- [SOURCE INFORMATION]:
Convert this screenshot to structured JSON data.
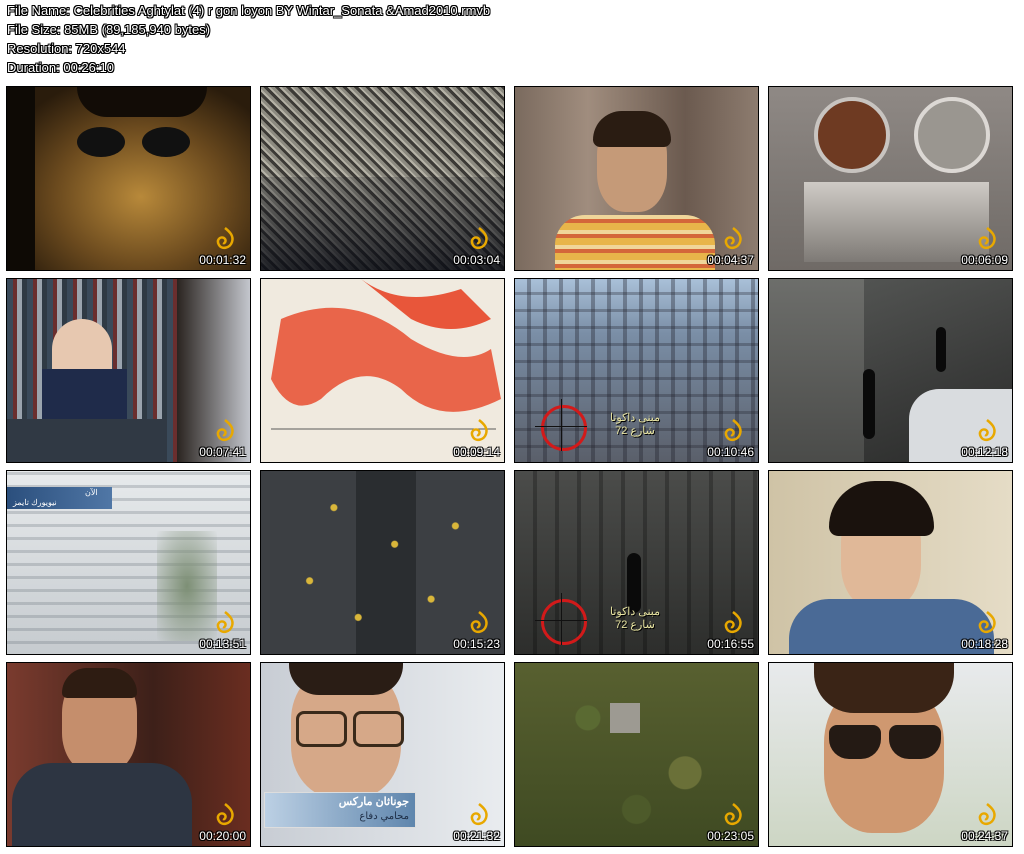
{
  "info": {
    "file_name": "File Name: Celebrities Aghtylat (4)  r gon loyon BY Wintar_Sonata &Amad2010.rmvb",
    "file_size": "File Size: 85MB (89,185,940 bytes)",
    "resolution": "Resolution: 720x544",
    "duration": "Duration: 00:26:10"
  },
  "thumbnails": [
    {
      "time": "00:01:32"
    },
    {
      "time": "00:03:04"
    },
    {
      "time": "00:04:37"
    },
    {
      "time": "00:06:09"
    },
    {
      "time": "00:07:41"
    },
    {
      "time": "00:09:14"
    },
    {
      "time": "00:10:46",
      "caption_line1": "مبنى داكوتا",
      "caption_line2": "شارع 72"
    },
    {
      "time": "00:12:18"
    },
    {
      "time": "00:13:51",
      "bar_line1": "الآن",
      "bar_line2": "نيويورك تايمز"
    },
    {
      "time": "00:15:23"
    },
    {
      "time": "00:16:55",
      "caption_line1": "مبنى داكوتا",
      "caption_line2": "شارع 72"
    },
    {
      "time": "00:18:28"
    },
    {
      "time": "00:20:00"
    },
    {
      "time": "00:21:32",
      "name": "جوناثان ماركس",
      "role": "محامي دفاع"
    },
    {
      "time": "00:23:05"
    },
    {
      "time": "00:24:37"
    }
  ],
  "colors": {
    "accent_logo": "#e8a800",
    "caption_text": "#e7e3a0",
    "scope_red": "#d21a1a"
  }
}
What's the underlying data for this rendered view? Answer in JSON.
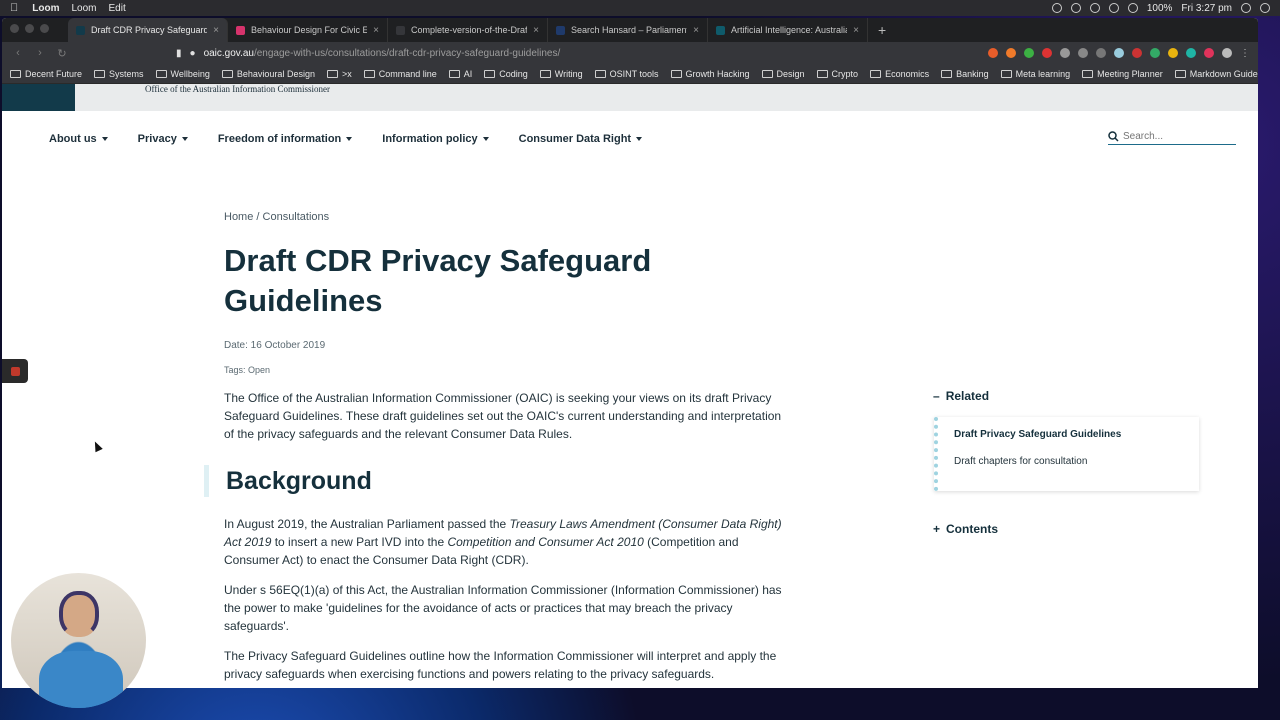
{
  "menubar": {
    "app_name": "Loom",
    "items": [
      "Loom",
      "Edit"
    ],
    "battery": "100%",
    "clock": "Fri 3:27 pm"
  },
  "browser": {
    "tabs": [
      {
        "title": "Draft CDR Privacy Safeguard Gu",
        "favicon_color": "#123a4a",
        "active": true
      },
      {
        "title": "Behaviour Design For Civic Engag",
        "favicon_color": "#d6336c",
        "active": false
      },
      {
        "title": "Complete-version-of-the-Draft-",
        "favicon_color": "#35363a",
        "active": false
      },
      {
        "title": "Search Hansard – Parliament of",
        "favicon_color": "#1f3a6b",
        "active": false
      },
      {
        "title": "Artificial Intelligence: Australia's",
        "favicon_color": "#0f5b6b",
        "active": false
      }
    ],
    "new_tab": "+",
    "url_host": "oaic.gov.au",
    "url_path": "/engage-with-us/consultations/draft-cdr-privacy-safeguard-guidelines/",
    "bookmarks": [
      "Decent Future",
      "Systems",
      "Wellbeing",
      "Behavioural Design",
      ">x",
      "Command line",
      "AI",
      "Coding",
      "Writing",
      "OSINT tools",
      "Growth Hacking",
      "Design",
      "Crypto",
      "Economics",
      "Banking",
      "Meta learning",
      "Meeting Planner",
      "Markdown Guide"
    ],
    "bookmarks_more": "»"
  },
  "site": {
    "org_name": "Office of the Australian Information Commissioner",
    "nav": [
      "About us",
      "Privacy",
      "Freedom of information",
      "Information policy",
      "Consumer Data Right"
    ],
    "search_placeholder": "Search..."
  },
  "article": {
    "breadcrumb": "Home / Consultations",
    "title": "Draft CDR Privacy Safeguard Guidelines",
    "date": "Date: 16 October 2019",
    "tags": "Tags: Open",
    "intro": "The Office of the Australian Information Commissioner (OAIC) is seeking your views on its draft Privacy Safeguard Guidelines. These draft guidelines set out the OAIC's current understanding and interpretation of the privacy safeguards and the relevant Consumer Data Rules.",
    "background_heading": "Background",
    "p1_a": "In August 2019, the Australian Parliament passed the ",
    "p1_b": "Treasury Laws Amendment (Consumer Data Right) Act 2019",
    "p1_c": " to insert a new Part IVD into the ",
    "p1_d": "Competition and Consumer Act 2010",
    "p1_e": " (Competition and Consumer Act) to enact the Consumer Data Right (CDR).",
    "p2": "Under s 56EQ(1)(a) of this Act, the Australian Information Commissioner (Information Commissioner) has the power to make 'guidelines for the avoidance of acts or practices that may breach the privacy safeguards'.",
    "p3": "The Privacy Safeguard Guidelines outline how the Information Commissioner will interpret and apply the privacy safeguards when exercising functions and powers relating to the privacy safeguards."
  },
  "sidebar": {
    "related_toggle": "–",
    "related_heading": "Related",
    "related_link_1": "Draft Privacy Safeguard Guidelines",
    "related_link_2": "Draft chapters for consultation",
    "contents_toggle": "+",
    "contents_heading": "Contents"
  }
}
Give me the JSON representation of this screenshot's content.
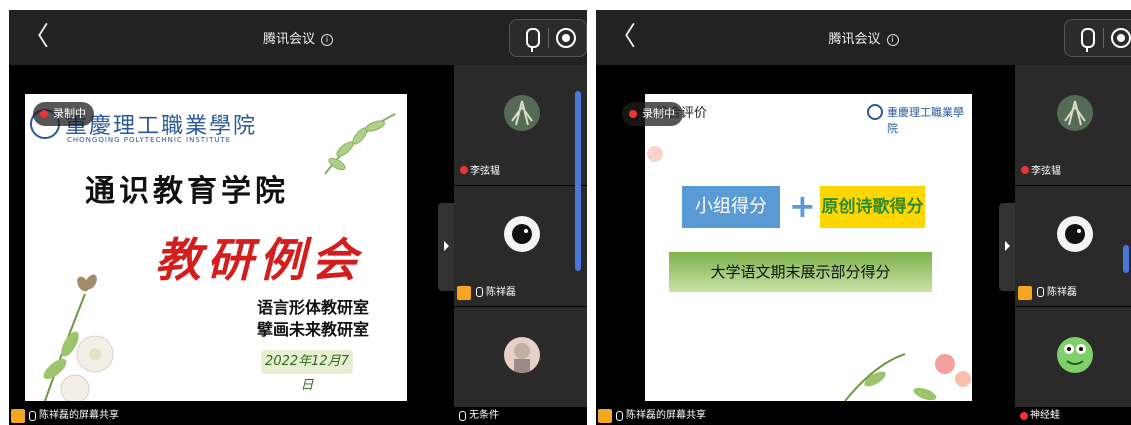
{
  "left": {
    "title": "腾讯会议",
    "recording": "录制中",
    "school_name": "重慶理工職業學院",
    "school_en": "CHONGQING POLYTECHNIC INSTITUTE",
    "slide_heading": "通识教育学院",
    "slide_main": "教研例会",
    "slide_line1": "语言形体教研室",
    "slide_line2": "擘画未来教研室",
    "slide_date": "2022年12月7日",
    "participants": [
      {
        "name": "李弦韫"
      },
      {
        "name": "陈祥磊"
      },
      {
        "name": "无条件"
      }
    ],
    "screen_share": "陈祥磊的屏幕共享"
  },
  "right": {
    "title": "腾讯会议",
    "recording": "录制中",
    "slide_corner": "综合评价",
    "school_name": "重慶理工職業學院",
    "box1": "小组得分",
    "plus": "+",
    "box2": "原创诗歌得分",
    "subtitle": "大学语文期末展示部分得分",
    "participants": [
      {
        "name": "李弦韫"
      },
      {
        "name": "陈祥磊"
      },
      {
        "name": "神经蛙"
      }
    ],
    "screen_share": "陈祥磊的屏幕共享"
  },
  "colors": {
    "accent_blue": "#4a78d8",
    "box1_blue": "#5b9bd5",
    "box2_yellow": "#ffd700",
    "box2_text": "#2e8b2e",
    "bar_green": "#7db14a",
    "main_red": "#d41e1e"
  }
}
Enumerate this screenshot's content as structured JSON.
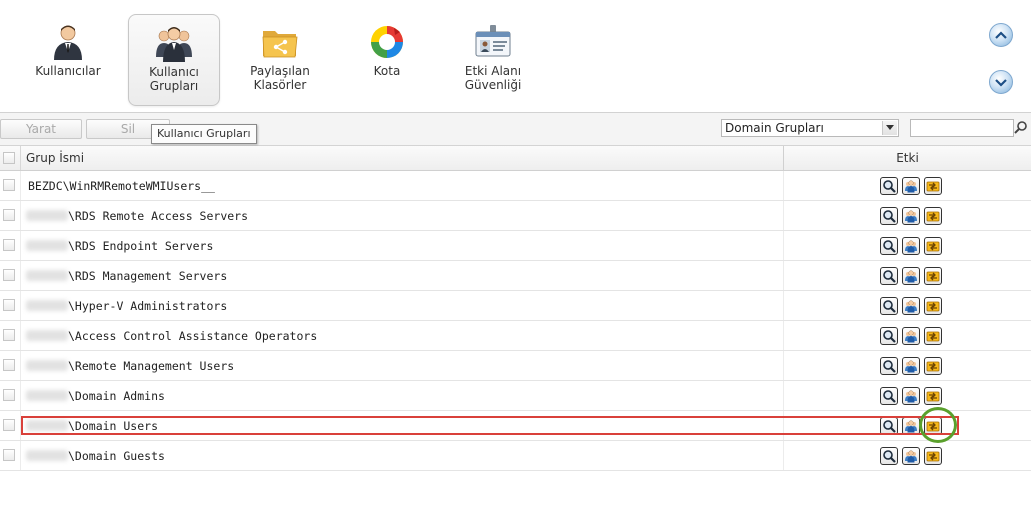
{
  "nav": {
    "items": [
      {
        "label": "Kullanıcılar",
        "icon": "user-icon"
      },
      {
        "label": "Kullanıcı\nGrupları",
        "icon": "user-group-icon",
        "active": true
      },
      {
        "label": "Paylaşılan\nKlasörler",
        "icon": "shared-folder-icon"
      },
      {
        "label": "Kota",
        "icon": "quota-pie-icon"
      },
      {
        "label": "Etki Alanı\nGüvenliği",
        "icon": "domain-security-icon"
      }
    ],
    "scroll_up_icon": "chevron-up-icon",
    "scroll_down_icon": "chevron-down-icon"
  },
  "toolbar": {
    "create_label": "Yarat",
    "delete_label": "Sil",
    "tooltip": "Kullanıcı Grupları",
    "filter_selected": "Domain Grupları",
    "search_value": ""
  },
  "grid": {
    "col_name": "Grup İsmi",
    "col_action": "Etki",
    "rows": [
      {
        "name": "BEZDC\\WinRMRemoteWMIUsers__",
        "redacted_prefix": false
      },
      {
        "name": "\\RDS Remote Access Servers",
        "redacted_prefix": true
      },
      {
        "name": "\\RDS Endpoint Servers",
        "redacted_prefix": true
      },
      {
        "name": "\\RDS Management Servers",
        "redacted_prefix": true
      },
      {
        "name": "\\Hyper-V Administrators",
        "redacted_prefix": true
      },
      {
        "name": "\\Access Control Assistance Operators",
        "redacted_prefix": true
      },
      {
        "name": "\\Remote Management Users",
        "redacted_prefix": true
      },
      {
        "name": "\\Domain Admins",
        "redacted_prefix": true
      },
      {
        "name": "\\Domain Users",
        "redacted_prefix": true
      },
      {
        "name": "\\Domain Guests",
        "redacted_prefix": true
      }
    ],
    "action_icons": [
      "view-details-icon",
      "members-icon",
      "permissions-icon"
    ]
  },
  "colors": {
    "highlight_row": "#d9403a",
    "highlight_action": "#5aa02c"
  }
}
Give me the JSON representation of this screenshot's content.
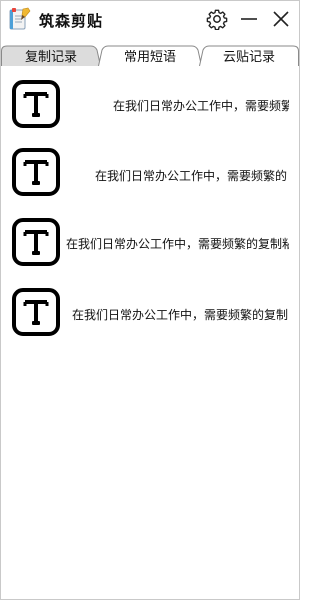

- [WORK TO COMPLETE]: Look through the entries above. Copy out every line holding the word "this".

- [ANSWER SPACE]:
Convert this screenshot to structured JSON data.
What's the underlying data for this rendered view? Answer in JSON.
    "p2": "Under s 56EQ(1)(a) of this Act, the Australian Information Commissioner (Information Commissioner) has the power to make 'guidelines for the avoidance of acts or practices that may breach the privacy safeguards'.",
Give me the JSON representation of this screenshot's content.
Enumerate this screenshot's content as structured JSON.
Give me the JSON representation of this screenshot's content.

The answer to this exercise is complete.